Within the records, which lines hold the string "icon"? Report each one by copying it.
+++ Source records
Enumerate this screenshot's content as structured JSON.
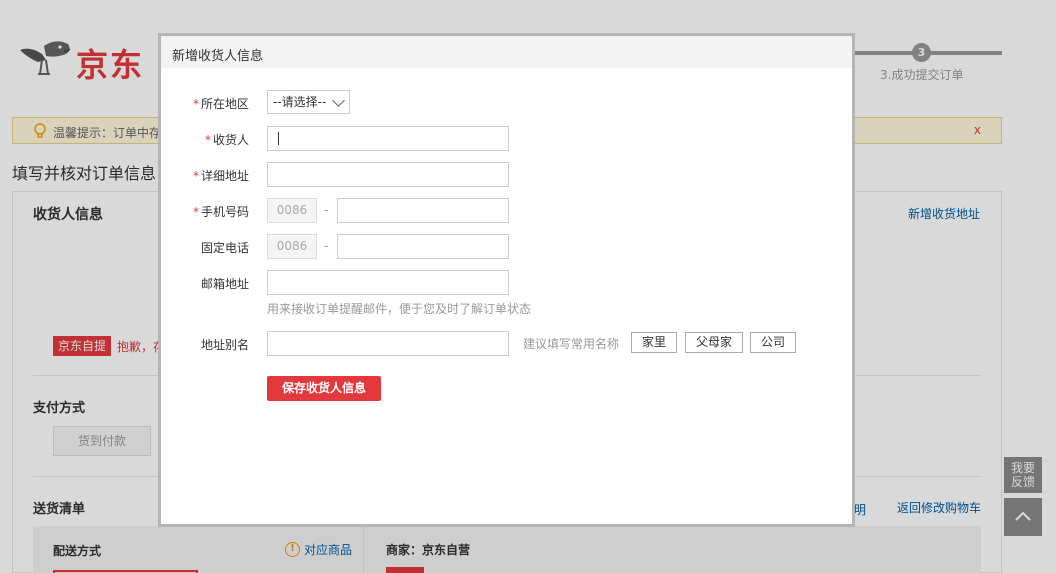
{
  "page": {
    "brand": "京东",
    "step": {
      "number": "3",
      "label": "3.成功提交订单"
    },
    "tip": {
      "text": "温馨提示：订单中存",
      "close": "x"
    },
    "section_title": "填写并核对订单信息",
    "receiver": {
      "title": "收货人信息",
      "add_link": "新增收货地址"
    },
    "self_pickup": {
      "badge": "京东自提",
      "text": "抱歉，存"
    },
    "payment": {
      "title": "支付方式",
      "cod": "货到付款"
    },
    "delivery": {
      "title": "送货清单",
      "link_partial": "明",
      "back_link": "返回修改购物车",
      "ship_method": "配送方式",
      "match_goods": "对应商品",
      "seller": "商家：京东自营"
    },
    "side": {
      "feedback": "我要\n反馈",
      "top_icon": "arrow-up-icon"
    }
  },
  "modal": {
    "title": "新增收货人信息",
    "fields": {
      "region": {
        "label": "所在地区",
        "required": true,
        "value": "--请选择--"
      },
      "receiver": {
        "label": "收货人",
        "required": true,
        "value": ""
      },
      "address": {
        "label": "详细地址",
        "required": true,
        "value": ""
      },
      "mobile": {
        "label": "手机号码",
        "required": true,
        "code": "0086",
        "value": ""
      },
      "phone": {
        "label": "固定电话",
        "required": false,
        "code": "0086",
        "value": ""
      },
      "email": {
        "label": "邮箱地址",
        "required": false,
        "value": "",
        "hint": "用来接收订单提醒邮件，便于您及时了解订单状态"
      },
      "alias": {
        "label": "地址别名",
        "required": false,
        "value": "",
        "suggest": "建议填写常用名称",
        "tags": [
          "家里",
          "父母家",
          "公司"
        ]
      }
    },
    "required_mark": "*",
    "dash": "-",
    "save_button": "保存收货人信息"
  },
  "colors": {
    "accent": "#e4393c",
    "link": "#005ea7"
  }
}
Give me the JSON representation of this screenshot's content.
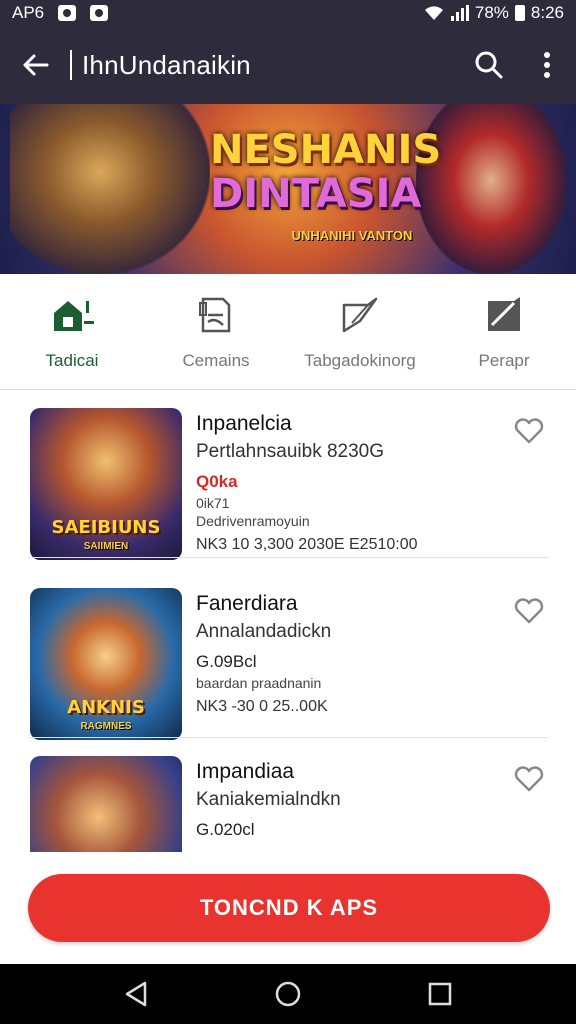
{
  "status_bar": {
    "carrier": "AP6",
    "battery_pct": "78%",
    "time": "8:26"
  },
  "app_bar": {
    "title": "IhnUndanaikin"
  },
  "banner": {
    "title_line1": "NESHANIS",
    "title_line2": "DINTASIA",
    "subtitle": "UNHANIHI VANTON"
  },
  "categories": [
    {
      "label": "Tadicai",
      "icon": "home-icon",
      "active": true
    },
    {
      "label": "Cemains",
      "icon": "book-icon",
      "active": false
    },
    {
      "label": "Tabgadokinorg",
      "icon": "leaf-icon",
      "active": false
    },
    {
      "label": "Perapr",
      "icon": "trend-icon",
      "active": false
    }
  ],
  "items": [
    {
      "title": "Inpanelcia",
      "subtitle": "Pertlahnsauibk 8230G",
      "price": "Q0ka",
      "price_note": "0ik71",
      "small": "Dedrivenramoyuin",
      "meta": "NK3 10 3,300 2030E E2510:00",
      "caption": "SAEIBIUNS",
      "caption2": "SAIIMIEN"
    },
    {
      "title": "Fanerdiara",
      "subtitle": "Annalandadickn",
      "price": "G.09Bcl",
      "price_note": "",
      "small": "baardan praadnanin",
      "meta": "NK3 -30 0 25..00K",
      "caption": "ANKNIS",
      "caption2": "RAGMNES"
    },
    {
      "title": "Impandiaa",
      "subtitle": "Kaniakemialndkn",
      "price": "G.020cl",
      "price_note": "",
      "small": "",
      "meta": "",
      "caption": "",
      "caption2": ""
    }
  ],
  "cta": {
    "label": "TONCND K APS"
  },
  "colors": {
    "bar_bg": "#2e2b3d",
    "accent_red": "#e8332e",
    "active_green": "#1b5e2f"
  }
}
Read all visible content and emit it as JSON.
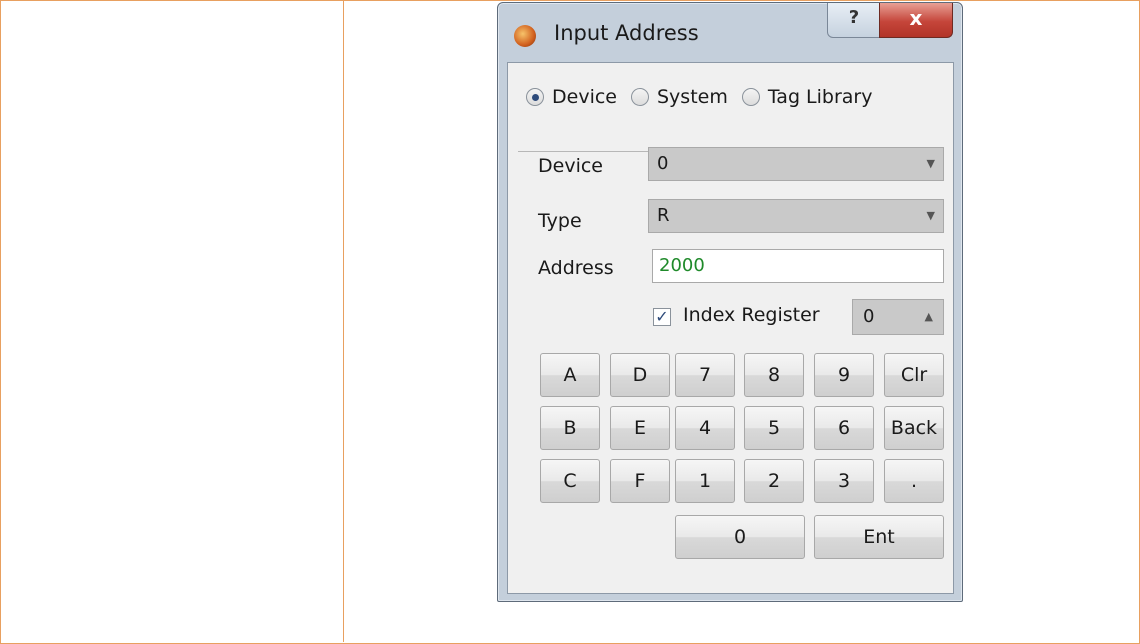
{
  "window": {
    "title": "Input Address",
    "help_label": "?",
    "close_label": "x"
  },
  "modes": [
    {
      "label": "Device",
      "selected": true
    },
    {
      "label": "System",
      "selected": false
    },
    {
      "label": "Tag Library",
      "selected": false
    }
  ],
  "fields": {
    "device_label": "Device",
    "device_value": "0",
    "type_label": "Type",
    "type_value": "R",
    "address_label": "Address",
    "address_value": "2000"
  },
  "index_register": {
    "label": "Index Register",
    "checked": true,
    "value": "0"
  },
  "keypad": {
    "row1": [
      "A",
      "D",
      "7",
      "8",
      "9",
      "Clr"
    ],
    "row2": [
      "B",
      "E",
      "4",
      "5",
      "6",
      "Back"
    ],
    "row3": [
      "C",
      "F",
      "1",
      "2",
      "3",
      "."
    ],
    "row4": [
      "0",
      "Ent"
    ]
  },
  "colors": {
    "table_border": "#e8a060",
    "address_text": "#1f8a2a",
    "close_button": "#c5453a"
  }
}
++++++
Answer section:
      "top_icon": "arrow-up-icon"
      "icon": "home-icon",
      "icon": "book-icon",
      "icon": "leaf-icon",
      "icon": "trend-icon",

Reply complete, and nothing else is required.